You can’t use the term “bridge and tunnel people” derisively in Hong Kong. At this point, you must be pretty lucky and well off to have a nice place and Kowloon. From there, the Cross-Harbour Tunnel is the only practical way to get to Causeway Bay and the Hong Kong Island business district. Unfortunately, a villainous madman has wired the bridge to explode and he holds a grudge against the cop who stands the best chance of defusing it in Herman Yau’s Shock Wave (trailer here) which releases today on DVD.
Typically, Superintendent JS Cheung’s bomb squad work is short but intense. He cuts the right wire and its Miller Time. He cuts the wrong one and he wakes up at the Pearly Gates. So far, so good. However, Cheung was briefly loaned to the major crimes unit to go undercover with Peng Hong’s gang, because of their frequent use of explosive devices. Cheung helps bust most of them, after a bloody and protracted heist attempt descends into utter chaos, but Peng gets away.
Six months later, Cheung is reinstated, promoted, and seriously dating school teacher Carmen Li. Suddenly, Peng is also back, apparently financed by shady Southeast Asian interests. After testing Cheung with a few warm-up bombs, Peng takes the Cross-Harbour hostage, wiring it up with enough explosives to cause a total collapse. He also has hundreds of hostages, including an off-duty cop.
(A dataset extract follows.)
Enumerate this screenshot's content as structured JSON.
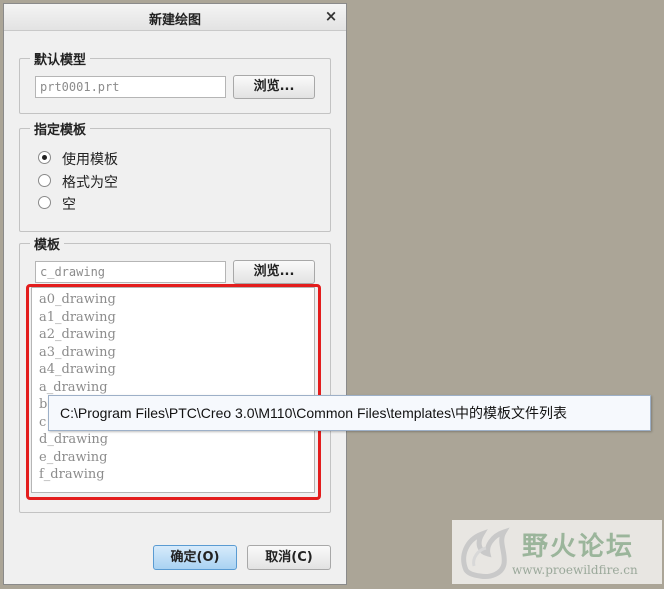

Shock Wave starts with a bang worthy of Lau’s massively explosive cop thriller Firestorm, but the second act falls into a repetitive pattern, basically focusing on Cheung’s efforts to defuse each new device, while Peng ominously chuckles up his sleeve. However, the last half hour or so returns the film to its combustible form, even eclipsing the earlier bedlam. Yet, throughout it all, Lau’s megawatt star presence shines through. It is easy to see why he is still the most bankable worldwide male movie star, whose name isn’t Salman Khan. Lau also develops some appealingly complicated chemistry with Song Jia’s Carmen Li. It is a surprisingly awkward and honest relationship, which makes it much more believable than most cop movie romances.
Jiang Wu opts for the quiet slow-burn as Peng, but he certainly projects a fiercely single-minded drive and a stone-cold ruthlessness. However, Philip Keung and Babyjohn Choi steal a number of scenes as Cheung’s major crimes colleague on the brink of a nervous breakdown and the young cop among the hostages.
Yau is an old hand when it comes to action movies, so you can count on him to not be stingy with the explosions. Indeed, it is not called Shock Wave in English for no reason. Things happen in this film that will stun viewers who only watch focus-grouped Hollywood movies, but it all makes perfect sense if you know your HK-Chinese language cinema. Recommended for Lau fans and anyone who digs ticking time-bomb movies, Shock Wave is now available on DVD.